Records from a data source:
--------------------------------

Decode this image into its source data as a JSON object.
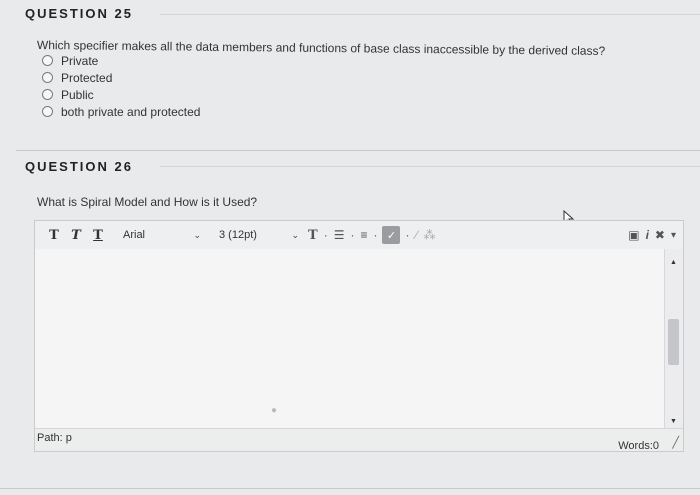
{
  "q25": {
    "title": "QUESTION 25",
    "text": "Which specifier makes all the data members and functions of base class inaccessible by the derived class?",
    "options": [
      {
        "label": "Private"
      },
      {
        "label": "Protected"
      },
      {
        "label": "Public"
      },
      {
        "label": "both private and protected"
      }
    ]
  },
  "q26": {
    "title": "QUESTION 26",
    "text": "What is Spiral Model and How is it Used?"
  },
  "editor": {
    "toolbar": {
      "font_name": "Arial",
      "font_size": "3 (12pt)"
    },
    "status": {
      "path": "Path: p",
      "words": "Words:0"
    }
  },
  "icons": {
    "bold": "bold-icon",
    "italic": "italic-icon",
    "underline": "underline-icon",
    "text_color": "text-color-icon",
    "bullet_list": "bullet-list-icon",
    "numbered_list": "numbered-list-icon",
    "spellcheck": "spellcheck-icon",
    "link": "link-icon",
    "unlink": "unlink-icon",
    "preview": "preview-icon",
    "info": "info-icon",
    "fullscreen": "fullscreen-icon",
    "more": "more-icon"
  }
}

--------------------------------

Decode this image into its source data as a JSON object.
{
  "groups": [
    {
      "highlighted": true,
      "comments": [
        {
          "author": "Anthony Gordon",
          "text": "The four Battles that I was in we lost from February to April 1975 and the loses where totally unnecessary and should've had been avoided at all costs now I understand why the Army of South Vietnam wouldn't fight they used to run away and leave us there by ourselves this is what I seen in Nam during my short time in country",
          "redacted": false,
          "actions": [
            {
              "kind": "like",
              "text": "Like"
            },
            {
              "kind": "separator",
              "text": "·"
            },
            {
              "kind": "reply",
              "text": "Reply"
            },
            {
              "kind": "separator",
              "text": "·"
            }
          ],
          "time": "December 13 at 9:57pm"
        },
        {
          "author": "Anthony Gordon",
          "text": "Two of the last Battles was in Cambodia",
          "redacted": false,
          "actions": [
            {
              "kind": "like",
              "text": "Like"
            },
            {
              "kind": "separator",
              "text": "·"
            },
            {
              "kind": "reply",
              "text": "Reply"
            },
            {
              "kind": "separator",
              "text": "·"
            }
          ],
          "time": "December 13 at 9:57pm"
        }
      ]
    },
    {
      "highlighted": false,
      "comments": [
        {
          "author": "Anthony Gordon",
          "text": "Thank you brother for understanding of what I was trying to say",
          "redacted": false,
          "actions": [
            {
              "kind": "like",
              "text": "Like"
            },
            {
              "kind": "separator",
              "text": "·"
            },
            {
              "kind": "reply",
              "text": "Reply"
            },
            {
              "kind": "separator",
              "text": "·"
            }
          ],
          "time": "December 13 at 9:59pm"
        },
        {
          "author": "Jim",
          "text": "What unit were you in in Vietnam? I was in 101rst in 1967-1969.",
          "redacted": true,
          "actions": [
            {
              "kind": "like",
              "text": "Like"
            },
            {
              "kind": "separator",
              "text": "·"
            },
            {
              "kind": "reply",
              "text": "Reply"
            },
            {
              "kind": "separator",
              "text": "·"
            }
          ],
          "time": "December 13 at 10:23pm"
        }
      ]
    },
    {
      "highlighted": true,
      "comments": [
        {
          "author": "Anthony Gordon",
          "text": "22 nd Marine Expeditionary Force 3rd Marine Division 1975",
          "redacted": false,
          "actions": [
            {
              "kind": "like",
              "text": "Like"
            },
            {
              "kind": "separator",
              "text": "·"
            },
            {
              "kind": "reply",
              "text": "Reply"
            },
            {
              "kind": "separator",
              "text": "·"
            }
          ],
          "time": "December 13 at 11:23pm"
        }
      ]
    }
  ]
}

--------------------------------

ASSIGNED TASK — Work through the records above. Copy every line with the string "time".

COMPLETED TASK —
          "text": "The four Battles that I was in we lost from February to April 1975 and the loses where totally unnecessary and should've had been avoided at all costs now I understand why the Army of South Vietnam wouldn't fight they used to run away and leave us there by ourselves this is what I seen in Nam during my short time in country",
          "time": "December 13 at 9:57pm"
          "time": "December 13 at 9:57pm"
          "time": "December 13 at 9:59pm"
          "time": "December 13 at 10:23pm"
          "time": "December 13 at 11:23pm"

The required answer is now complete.